Up to this point, it seems that most of the applications built around the use of bitcoin or the blockchain have been targeted towards people who are interested in trading, holding, sending, or receiving the digital commodity. While these are fundamental services that are required for this new technology to succeed, there hasn’t been a lot of work put into building applications for people who aren’t nerds and don’t care about reading Satoshi Nakamoto’s whitepaper. The following seven applications are the kinds of platforms that people who aren’t interested in learning about the complexities of bitcoin may use.
Fold provides a simple value proposition to its users. When an individual uses their app to buy coffee at Starbucks (and eventually Whole Foods and Target), the user is able to acquire a discount on their order. In the case of Starbucks, the discount is 20%. It’s unclear what kind of discounts will be available at Whole Foods and Target once the iOS and Android apps are launched, but everyone can appreciate the value of lower prices. Another advantageous feature of this app is that it allows users to send their leftover balance back to their bitcoin wallet.
Circle may seem like the sort of application mentioned during the intro that is only useful as a fundamental option for holding or exchanging bitcoin, but the reality is that a new feature will be quite important in terms of onboarding more bitcoin users. Circle is introducing the ability to deposit, withdraw, and hold US dollars in an account, which means users do not need to worry about bitcoin price volatility while attempting to use a bitcoin-specific application. For example, a user could deposit US dollars to Circle and then use those dollars to gain the discount at Starbucks offered by Fold.
Abra is the first bitcoin app that allows users to send digital cash that is denominated in US dollars via the blockchain. This feature is made possible through the use of hedging instruments controlled by smart contracts. Abra holds no user funds, as all transfers and settlements are made on the blockchain. The idea is for this application to become the Uber of money transfers and international remittances. Although there are many other companies working with bitcoin to disrupt the international remittances market, this appears to be the only such app that allows users to hold bitcoin hedged to the US dollar. This application essentially gives users the power to transmit US dollar value across the world in a matter of seconds at a cost much lower than what is found in the traditional financial system. The fact that bitcoin’s price volatility is not an issue could make this a popular option for people who have never heard of the blockchain.
Bitproof.io is an application built on top of the bitcoin blockchain that has nothing to do with finance. The app allows anyone to prove the existence of a specific document or file at a certain period in time via the blockchain. Users can simply drag-and-drop a file or import one from their Dropbox, Box.com, or Google Drive account to prove that they are the owner and creator of that particular piece of intellectual property at that point in time. This application does not require the user to understand bitcoin at all. All he or she needs to know is that the proof of their ownership over a specific file can be shown on the decentralized ledger known as the bitcoin blockchain.

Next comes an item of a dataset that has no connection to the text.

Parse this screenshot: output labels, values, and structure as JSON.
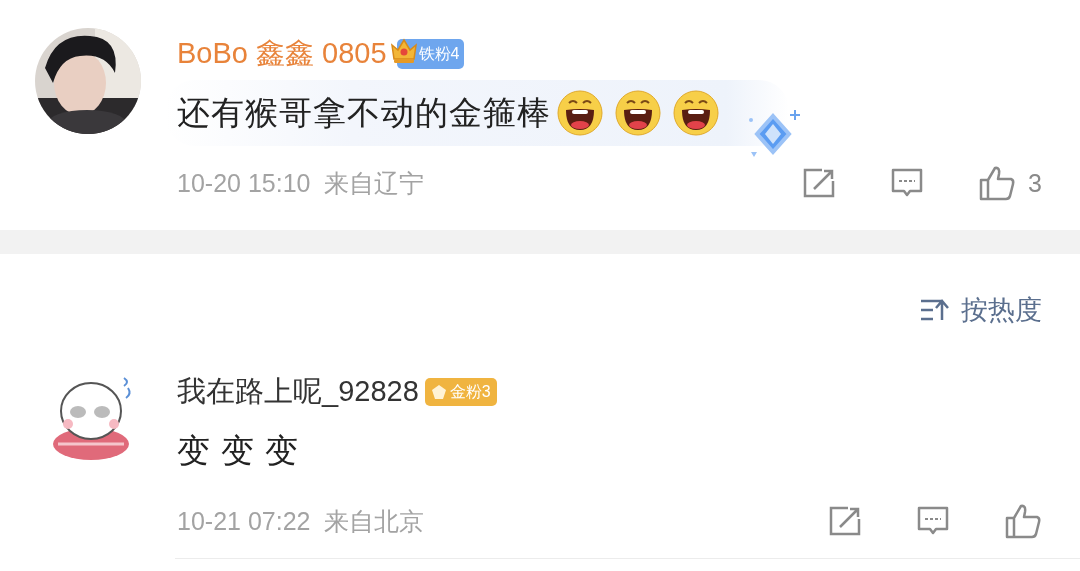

Purse.io is a web applicatoin somewhat similar to Fold in that it allows bitcoin users to receive a large discount on purchases. In the case of Purse.io, discounts are available on Amazon. In addition to offering a 5% discount on any Amazon purchase instantly, the app can also match Amazon shoppers up with holders of Amazon gift cards or normal credit cards who wish to convert to bitcoin. The P2P settlements have been known to offer discounts as high as 25% for Amazon shoppers. This is another application that could go mainstream when combined with Circle.
The invention of the blockchain has created a situation where one’s digital identity can now be stored in a database that is not controlled by a single party. Onename, a blockchain-based identity company, recently released Passcards, which they hope can replace passwords, keys, and physical identity cards in the near future. Passcards are basically a digital identity cards that can be embedded onto any website to give more information about a particular individual or the team behind a specific project or organization. Up to this point, most blockchain-based identity systems have used Namecoin as a key-value store, but projects such as Blockstore, sidechains, and ChainDB could bring this sort of functionality back to the bitcoin blockchain.
Although there are many venture capitalists and blockchain entrepreneurs who don’t like to talk about darknet marketplaces, the reality is that censorship-resistant transactions are still a popular use case for bitcoin. In fact, it’s unclear where bitcoin and blockchain technology would be today without the help of Silk Road. Many individuals are obviously willing to purchase illegal goods via darknet marketplaces, such as Agora, and they’ll continue to make those purchases via bitcoin as long as it is the best option. Some will say that Dash or Monero are better options when anonymity and privacy are desired, but adoption of those altcoins appears to be low. There have also been rumblings of a zerocash project in the works that could bring truly anonymous payments to bitcoin.
Did we miss out any other apps that are primed for mainstream adoption? Let us know at the comment section below!